[Data about app and page elements]:
───
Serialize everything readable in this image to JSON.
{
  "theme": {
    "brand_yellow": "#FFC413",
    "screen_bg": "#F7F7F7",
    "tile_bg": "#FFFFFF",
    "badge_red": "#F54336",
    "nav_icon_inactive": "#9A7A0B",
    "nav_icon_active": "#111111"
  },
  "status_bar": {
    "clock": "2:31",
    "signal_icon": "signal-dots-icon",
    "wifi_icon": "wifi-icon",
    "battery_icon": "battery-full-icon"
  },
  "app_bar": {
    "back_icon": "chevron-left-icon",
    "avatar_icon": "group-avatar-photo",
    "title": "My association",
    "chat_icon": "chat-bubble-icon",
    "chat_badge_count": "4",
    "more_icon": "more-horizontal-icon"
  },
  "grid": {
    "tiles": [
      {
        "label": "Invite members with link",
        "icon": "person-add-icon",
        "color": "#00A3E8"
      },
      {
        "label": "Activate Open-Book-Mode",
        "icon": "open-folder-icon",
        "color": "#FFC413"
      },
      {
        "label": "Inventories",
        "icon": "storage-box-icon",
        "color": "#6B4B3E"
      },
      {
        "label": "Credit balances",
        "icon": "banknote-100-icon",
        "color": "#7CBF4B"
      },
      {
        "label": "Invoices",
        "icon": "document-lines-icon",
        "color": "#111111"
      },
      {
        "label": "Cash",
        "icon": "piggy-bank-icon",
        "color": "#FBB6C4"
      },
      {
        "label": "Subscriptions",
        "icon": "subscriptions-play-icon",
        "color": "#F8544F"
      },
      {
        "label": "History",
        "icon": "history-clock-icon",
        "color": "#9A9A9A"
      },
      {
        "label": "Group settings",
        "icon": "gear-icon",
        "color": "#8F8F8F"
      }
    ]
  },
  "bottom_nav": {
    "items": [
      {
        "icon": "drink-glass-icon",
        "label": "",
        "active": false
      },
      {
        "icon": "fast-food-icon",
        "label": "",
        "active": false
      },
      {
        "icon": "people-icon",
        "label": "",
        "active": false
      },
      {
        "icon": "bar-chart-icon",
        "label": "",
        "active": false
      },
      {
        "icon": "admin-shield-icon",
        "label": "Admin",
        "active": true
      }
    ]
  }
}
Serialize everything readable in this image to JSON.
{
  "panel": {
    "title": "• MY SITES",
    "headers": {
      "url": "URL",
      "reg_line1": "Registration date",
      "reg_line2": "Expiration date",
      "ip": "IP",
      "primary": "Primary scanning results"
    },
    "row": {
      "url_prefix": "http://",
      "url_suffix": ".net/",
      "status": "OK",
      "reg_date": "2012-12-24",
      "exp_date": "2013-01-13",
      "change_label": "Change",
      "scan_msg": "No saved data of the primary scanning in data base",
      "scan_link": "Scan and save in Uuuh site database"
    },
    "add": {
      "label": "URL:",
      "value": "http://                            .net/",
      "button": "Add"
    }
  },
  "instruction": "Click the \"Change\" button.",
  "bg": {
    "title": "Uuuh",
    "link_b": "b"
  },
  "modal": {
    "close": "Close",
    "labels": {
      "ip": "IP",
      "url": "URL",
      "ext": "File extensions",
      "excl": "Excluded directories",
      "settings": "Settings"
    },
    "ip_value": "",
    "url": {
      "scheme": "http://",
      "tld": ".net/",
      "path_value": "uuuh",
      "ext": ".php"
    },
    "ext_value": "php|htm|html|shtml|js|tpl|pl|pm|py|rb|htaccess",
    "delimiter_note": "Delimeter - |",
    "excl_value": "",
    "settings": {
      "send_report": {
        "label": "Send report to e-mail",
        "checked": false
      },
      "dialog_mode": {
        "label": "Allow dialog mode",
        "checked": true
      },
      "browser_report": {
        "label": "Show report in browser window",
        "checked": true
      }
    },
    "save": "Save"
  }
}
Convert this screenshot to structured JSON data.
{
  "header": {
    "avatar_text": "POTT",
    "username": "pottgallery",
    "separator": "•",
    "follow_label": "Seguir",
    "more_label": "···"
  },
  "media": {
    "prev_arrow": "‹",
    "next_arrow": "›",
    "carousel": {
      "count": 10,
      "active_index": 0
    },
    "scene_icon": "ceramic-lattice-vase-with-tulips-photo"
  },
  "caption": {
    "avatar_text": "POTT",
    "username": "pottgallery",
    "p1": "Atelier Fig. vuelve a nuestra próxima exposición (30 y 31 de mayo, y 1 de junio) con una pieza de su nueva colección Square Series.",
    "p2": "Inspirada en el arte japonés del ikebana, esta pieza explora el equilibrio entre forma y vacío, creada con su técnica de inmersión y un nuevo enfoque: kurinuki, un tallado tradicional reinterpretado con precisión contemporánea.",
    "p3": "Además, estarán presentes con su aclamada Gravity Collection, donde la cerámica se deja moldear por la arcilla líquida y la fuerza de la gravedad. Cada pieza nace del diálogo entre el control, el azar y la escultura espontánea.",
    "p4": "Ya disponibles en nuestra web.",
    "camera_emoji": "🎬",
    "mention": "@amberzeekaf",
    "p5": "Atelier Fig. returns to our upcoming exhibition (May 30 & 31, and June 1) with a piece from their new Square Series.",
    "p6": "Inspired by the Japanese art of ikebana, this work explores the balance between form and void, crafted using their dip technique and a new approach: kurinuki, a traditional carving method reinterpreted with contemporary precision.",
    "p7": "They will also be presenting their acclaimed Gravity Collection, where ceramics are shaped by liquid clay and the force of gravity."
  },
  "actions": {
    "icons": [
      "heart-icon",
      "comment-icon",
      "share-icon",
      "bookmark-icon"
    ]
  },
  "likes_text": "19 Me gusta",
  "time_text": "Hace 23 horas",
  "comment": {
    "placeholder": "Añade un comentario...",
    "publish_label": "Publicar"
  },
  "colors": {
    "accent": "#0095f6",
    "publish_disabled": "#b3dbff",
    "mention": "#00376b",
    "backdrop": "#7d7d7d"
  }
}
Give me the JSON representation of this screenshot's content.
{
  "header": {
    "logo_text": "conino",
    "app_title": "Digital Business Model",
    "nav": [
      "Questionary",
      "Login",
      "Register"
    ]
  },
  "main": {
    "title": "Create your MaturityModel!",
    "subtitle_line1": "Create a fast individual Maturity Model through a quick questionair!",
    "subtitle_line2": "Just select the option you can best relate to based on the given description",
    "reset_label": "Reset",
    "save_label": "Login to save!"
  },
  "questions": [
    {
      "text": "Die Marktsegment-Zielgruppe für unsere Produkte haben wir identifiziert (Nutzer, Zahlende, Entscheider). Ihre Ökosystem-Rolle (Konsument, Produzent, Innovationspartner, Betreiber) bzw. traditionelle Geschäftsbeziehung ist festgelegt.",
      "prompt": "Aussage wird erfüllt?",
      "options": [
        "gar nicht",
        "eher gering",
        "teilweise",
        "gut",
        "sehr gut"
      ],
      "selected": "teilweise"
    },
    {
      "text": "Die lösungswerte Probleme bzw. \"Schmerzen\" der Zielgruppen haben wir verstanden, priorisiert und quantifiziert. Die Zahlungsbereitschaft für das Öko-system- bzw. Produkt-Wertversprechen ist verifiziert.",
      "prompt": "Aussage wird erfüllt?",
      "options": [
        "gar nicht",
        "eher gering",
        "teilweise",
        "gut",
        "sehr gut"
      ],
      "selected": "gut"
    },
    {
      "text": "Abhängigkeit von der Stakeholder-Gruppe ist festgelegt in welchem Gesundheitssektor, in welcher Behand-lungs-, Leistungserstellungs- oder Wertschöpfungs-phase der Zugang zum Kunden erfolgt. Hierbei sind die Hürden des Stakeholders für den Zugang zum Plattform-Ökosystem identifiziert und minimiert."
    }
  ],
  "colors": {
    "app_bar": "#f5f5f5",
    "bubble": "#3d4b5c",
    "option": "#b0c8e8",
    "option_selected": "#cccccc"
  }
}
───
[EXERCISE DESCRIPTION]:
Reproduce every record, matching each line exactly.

[SOLUTION BELOW]:
Serialize everything readable in this image to JSON.
{
  "theme": {
    "brand_yellow": "#FFC413",
    "screen_bg": "#F7F7F7",
    "tile_bg": "#FFFFFF",
    "badge_red": "#F54336",
    "nav_icon_inactive": "#9A7A0B",
    "nav_icon_active": "#111111"
  },
  "status_bar": {
    "clock": "2:31",
    "signal_icon": "signal-dots-icon",
    "wifi_icon": "wifi-icon",
    "battery_icon": "battery-full-icon"
  },
  "app_bar": {
    "back_icon": "chevron-left-icon",
    "avatar_icon": "group-avatar-photo",
    "title": "My association",
    "chat_icon": "chat-bubble-icon",
    "chat_badge_count": "4",
    "more_icon": "more-horizontal-icon"
  },
  "grid": {
    "tiles": [
      {
        "label": "Invite members with link",
        "icon": "person-add-icon",
        "color": "#00A3E8"
      },
      {
        "label": "Activate Open-Book-Mode",
        "icon": "open-folder-icon",
        "color": "#FFC413"
      },
      {
        "label": "Inventories",
        "icon": "storage-box-icon",
        "color": "#6B4B3E"
      },
      {
        "label": "Credit balances",
        "icon": "banknote-100-icon",
        "color": "#7CBF4B"
      },
      {
        "label": "Invoices",
        "icon": "document-lines-icon",
        "color": "#111111"
      },
      {
        "label": "Cash",
        "icon": "piggy-bank-icon",
        "color": "#FBB6C4"
      },
      {
        "label": "Subscriptions",
        "icon": "subscriptions-play-icon",
        "color": "#F8544F"
      },
      {
        "label": "History",
        "icon": "history-clock-icon",
        "color": "#9A9A9A"
      },
      {
        "label": "Group settings",
        "icon": "gear-icon",
        "color": "#8F8F8F"
      }
    ]
  },
  "bottom_nav": {
    "items": [
      {
        "icon": "drink-glass-icon",
        "label": "",
        "active": false
      },
      {
        "icon": "fast-food-icon",
        "label": "",
        "active": false
      },
      {
        "icon": "people-icon",
        "label": "",
        "active": false
      },
      {
        "icon": "bar-chart-icon",
        "label": "",
        "active": false
      },
      {
        "icon": "admin-shield-icon",
        "label": "Admin",
        "active": true
      }
    ]
  }
}
Serialize everything readable in this image to JSON.
{
  "panel": {
    "title": "• MY SITES",
    "headers": {
      "url": "URL",
      "reg_line1": "Registration date",
      "reg_line2": "Expiration date",
      "ip": "IP",
      "primary": "Primary scanning results"
    },
    "row": {
      "url_prefix": "http://",
      "url_suffix": ".net/",
      "status": "OK",
      "reg_date": "2012-12-24",
      "exp_date": "2013-01-13",
      "change_label": "Change",
      "scan_msg": "No saved data of the primary scanning in data base",
      "scan_link": "Scan and save in Uuuh site database"
    },
    "add": {
      "label": "URL:",
      "value": "http://                            .net/",
      "button": "Add"
    }
  },
  "instruction": "Click the \"Change\" button.",
  "bg": {
    "title": "Uuuh",
    "link_b": "b"
  },
  "modal": {
    "close": "Close",
    "labels": {
      "ip": "IP",
      "url": "URL",
      "ext": "File extensions",
      "excl": "Excluded directories",
      "settings": "Settings"
    },
    "ip_value": "",
    "url": {
      "scheme": "http://",
      "tld": ".net/",
      "path_value": "uuuh",
      "ext": ".php"
    },
    "ext_value": "php|htm|html|shtml|js|tpl|pl|pm|py|rb|htaccess",
    "delimiter_note": "Delimeter - |",
    "excl_value": "",
    "settings": {
      "send_report": {
        "label": "Send report to e-mail",
        "checked": false
      },
      "dialog_mode": {
        "label": "Allow dialog mode",
        "checked": true
      },
      "browser_report": {
        "label": "Show report in browser window",
        "checked": true
      }
    },
    "save": "Save"
  }
}
Convert this screenshot to structured JSON data.
{
  "header": {
    "avatar_text": "POTT",
    "username": "pottgallery",
    "separator": "•",
    "follow_label": "Seguir",
    "more_label": "···"
  },
  "media": {
    "prev_arrow": "‹",
    "next_arrow": "›",
    "carousel": {
      "count": 10,
      "active_index": 0
    },
    "scene_icon": "ceramic-lattice-vase-with-tulips-photo"
  },
  "caption": {
    "avatar_text": "POTT",
    "username": "pottgallery",
    "p1": "Atelier Fig. vuelve a nuestra próxima exposición (30 y 31 de mayo, y 1 de junio) con una pieza de su nueva colección Square Series.",
    "p2": "Inspirada en el arte japonés del ikebana, esta pieza explora el equilibrio entre forma y vacío, creada con su técnica de inmersión y un nuevo enfoque: kurinuki, un tallado tradicional reinterpretado con precisión contemporánea.",
    "p3": "Además, estarán presentes con su aclamada Gravity Collection, donde la cerámica se deja moldear por la arcilla líquida y la fuerza de la gravedad. Cada pieza nace del diálogo entre el control, el azar y la escultura espontánea.",
    "p4": "Ya disponibles en nuestra web.",
    "camera_emoji": "🎬",
    "mention": "@amberzeekaf",
    "p5": "Atelier Fig. returns to our upcoming exhibition (May 30 & 31, and June 1) with a piece from their new Square Series.",
    "p6": "Inspired by the Japanese art of ikebana, this work explores the balance between form and void, crafted using their dip technique and a new approach: kurinuki, a traditional carving method reinterpreted with contemporary precision.",
    "p7": "They will also be presenting their acclaimed Gravity Collection, where ceramics are shaped by liquid clay and the force of gravity."
  },
  "actions": {
    "icons": [
      "heart-icon",
      "comment-icon",
      "share-icon",
      "bookmark-icon"
    ]
  },
  "likes_text": "19 Me gusta",
  "time_text": "Hace 23 horas",
  "comment": {
    "placeholder": "Añade un comentario...",
    "publish_label": "Publicar"
  },
  "colors": {
    "accent": "#0095f6",
    "publish_disabled": "#b3dbff",
    "mention": "#00376b",
    "backdrop": "#7d7d7d"
  }
}
Give me the JSON representation of this screenshot's content.
{
  "header": {
    "logo_text": "conino",
    "app_title": "Digital Business Model",
    "nav": [
      "Questionary",
      "Login",
      "Register"
    ]
  },
  "main": {
    "title": "Create your MaturityModel!",
    "subtitle_line1": "Create a fast individual Maturity Model through a quick questionair!",
    "subtitle_line2": "Just select the option you can best relate to based on the given description",
    "reset_label": "Reset",
    "save_label": "Login to save!"
  },
  "questions": [
    {
      "text": "Die Marktsegment-Zielgruppe für unsere Produkte haben wir identifiziert (Nutzer, Zahlende, Entscheider). Ihre Ökosystem-Rolle (Konsument, Produzent, Innovationspartner, Betreiber) bzw. traditionelle Geschäftsbeziehung ist festgelegt.",
      "prompt": "Aussage wird erfüllt?",
      "options": [
        "gar nicht",
        "eher gering",
        "teilweise",
        "gut",
        "sehr gut"
      ],
      "selected": "teilweise"
    },
    {
      "text": "Die lösungswerte Probleme bzw. \"Schmerzen\" der Zielgruppen haben wir verstanden, priorisiert und quantifiziert. Die Zahlungsbereitschaft für das Öko-system- bzw. Produkt-Wertversprechen ist verifiziert.",
      "prompt": "Aussage wird erfüllt?",
      "options": [
        "gar nicht",
        "eher gering",
        "teilweise",
        "gut",
        "sehr gut"
      ],
      "selected": "gut"
    },
    {
      "text": "Abhängigkeit von der Stakeholder-Gruppe ist festgelegt in welchem Gesundheitssektor, in welcher Behand-lungs-, Leistungserstellungs- oder Wertschöpfungs-phase der Zugang zum Kunden erfolgt. Hierbei sind die Hürden des Stakeholders für den Zugang zum Plattform-Ökosystem identifiziert und minimiert."
    }
  ],
  "colors": {
    "app_bar": "#f5f5f5",
    "bubble": "#3d4b5c",
    "option": "#b0c8e8",
    "option_selected": "#cccccc"
  }
}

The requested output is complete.